by Matt Kelly, Independent Consultant, Thomson Reuters
The challenges facing the commodities sector have multiplied as corporations worry much more about compliance and reputational risks. Checking suppliers and, in turn their own suppliers, require new mechanisms and collaboration. Historically, large purchasers of raw materials worried foremost about price volatility and diversity of suppliers, either to meet financial projections or to avoid business interruptions.
Today, corporations must also worry that they are not unwitting participants in violating economic sanctions or tax fraud, or whether their goods are identified as coming from undesirable suppliers. Given the already complex nature of products, the impenetrable thickets of regulation and the threat from activists ready to lay siege via lawsuit or social media, these compliance and reputational risks add to a vastly increased burden faced by commodities firms.
“Clearly companies have a handle on financial risks, but if they’re operating in emerging markets they’re dealing with multiple issues,” says Mr Talib Dhanji, a partner at EY and leader of the firm’s commodities practice. “The key is to be on top of the different ways that people can commit fraud.”
Trading firms have a somewhat different set of risks from their industrial customers, because many firms do not take physical possession of the goods in question; they only trade futures and hedging instruments with other firms or customers.

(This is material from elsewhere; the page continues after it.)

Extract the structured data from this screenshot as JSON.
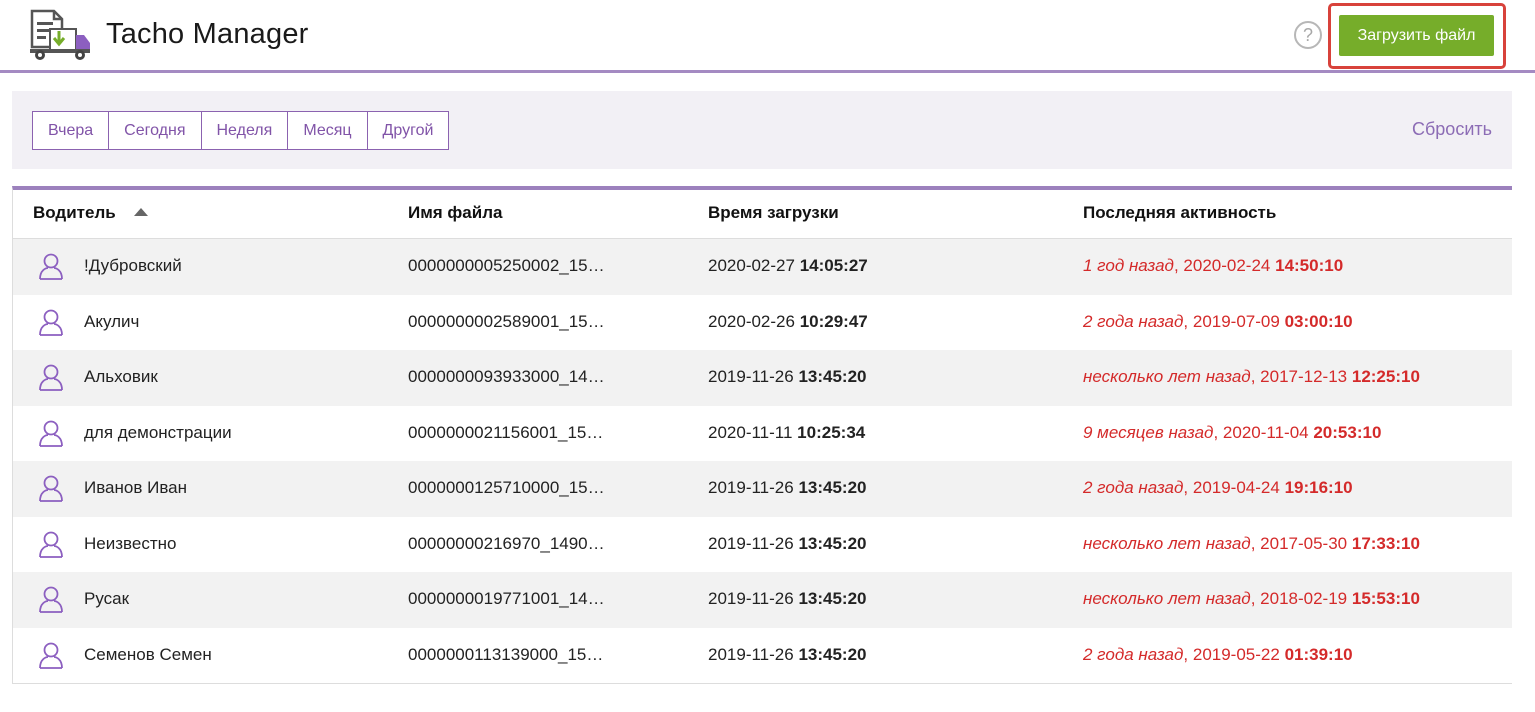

The frauds they might encounter, then, are more about unreliable promises than contaminated goods.
“Just because you get a nicely published document, that doesn’t mean it’s appropriate,” Mr Dhanji says. “You’ve got to have the right quality controls in place.” Trading firms are better positioned to put those controls in place, both because they face heavy oversight from the US and European regulators, and because the thin profit margins in commodities can mean severe financial pain if they fall victim to unscrupulous dealers.
A delivery that turns out not to meet specifications on quality, place of origin, or volume, for example, might mean a hedging instrument based on that shipment is invalid or insurers would not cover the loss. That threat tends to focus the trader’s mind.
Corporations that consume raw materials are in a more difficult spot. They are facing more public scrutiny and regulatory oversight than ever before, and many still do not have the right processes or structures to manage these new commodity risks effectively.
Compliance and reputation risks in the supply chain are different. Instead of a company looking horizontally to find more suppliers of materials, the company must look vertically down to its suppliers, and then their suppliers, and their suppliers, and so forth — all to be sure that no unwanted goods have infiltrated the supply chain at any point.
That requires new mechanisms to confirm the source of commodity goods, as well as new collaboration among treasury, risk, procurement, and compliance departments to do the task well.
Compliance or risk committees have existed in many large organisations for years, to ensure everyone is aware of various regulatory and enforcement risks the business faces and the practical challenges of getting business done with those concerns hovering around.
Supply chain risks are no longer any different — especially as regulators, investors and the public push more of their concerns about global business standards onto corporations everywhere. Like all good jolts, those pressures roll right down the chain.
Excerpt from Matt Kelly’s White Paper – New risk challenges redefine commodities business
About the Author
Matt Kelly is an independent consultant who studies corporate compliance, governance, and risk management issues. He maintains a blog, RadicalCompliance.com, where he shares his thoughts on business issues; and speaks on compliance, governance, and risk topics frequently. Kelly was named as ‘Rising Star of Corporate Governance’ by Millstein Center for Corporate Governance in inaugural class of 2008; and named to Ethisphere’s ‘Most Influential in Business Ethics’ list in 2011 (no. 91) and 2013 (no. 77).